BOSTON Boston Marathon bomber Dzhokhar Tsarnaev on Wednesday apologized for the deadly 2013 attack at a hearing at which he was to be formally sentenced to death.
“I am sorry for the lives I have taken, for the suffering that I have caused you, for the damage I have done, irreparable damage,” Tsarnaev, 21, told a federal court.
It was the first time that the ethnic Chechen, who did not speak in his own defense during his trial, had addressed the court.
“In case there is any doubt, I am guilty of this attack, along with my brother,” Tsarnaev said, standing at the defense table.
Tsarnaev was found guilty of killing three people and injuring 264 in the April 15, 2013, bombing near the finish line of the world-renowned race, as well as fatally shooting a police officer three days later.
Tsarnaev spoke after two dozen people, including those who lost limbs and loved ones in the bombing, discussed the attack’s toll on their lives.
Rebekah Gregory, who lost her left leg in one of the highest-profile attacks on U.S. soil since Sept. 11, 2001, addressed Tsarnaev directly.
“Terrorists like you do two things in this world. One, they create mass destruction, but the second is quite interesting,” Gregory said. “Because do you know what mass destruction really does? It brings people together. We are Boston strong and we are America strong, and choosing to mess with us was a terrible idea.
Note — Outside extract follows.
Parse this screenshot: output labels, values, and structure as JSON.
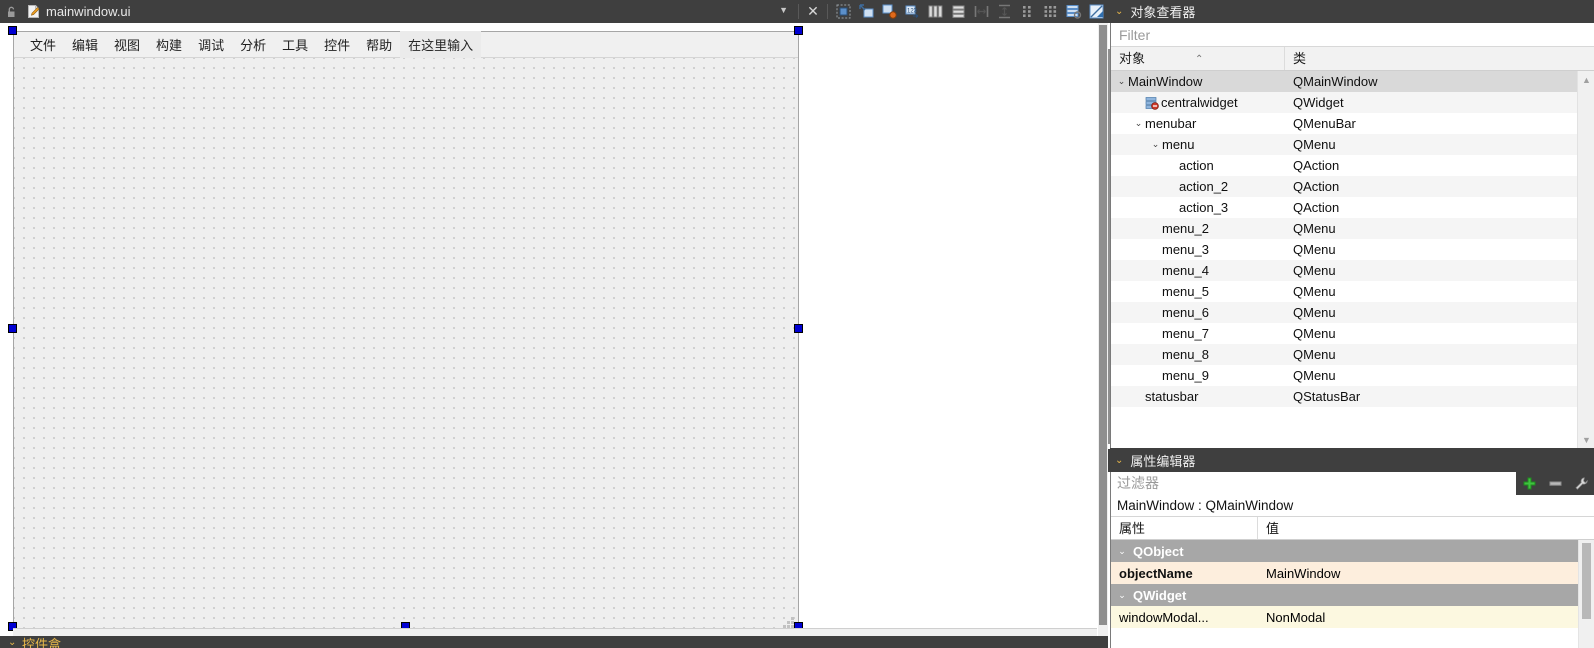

“How’s that for your victim impact statement?”
(Reporting by Scott Malone; Editing by Lisa Von Ahn and Jonathan Oatis)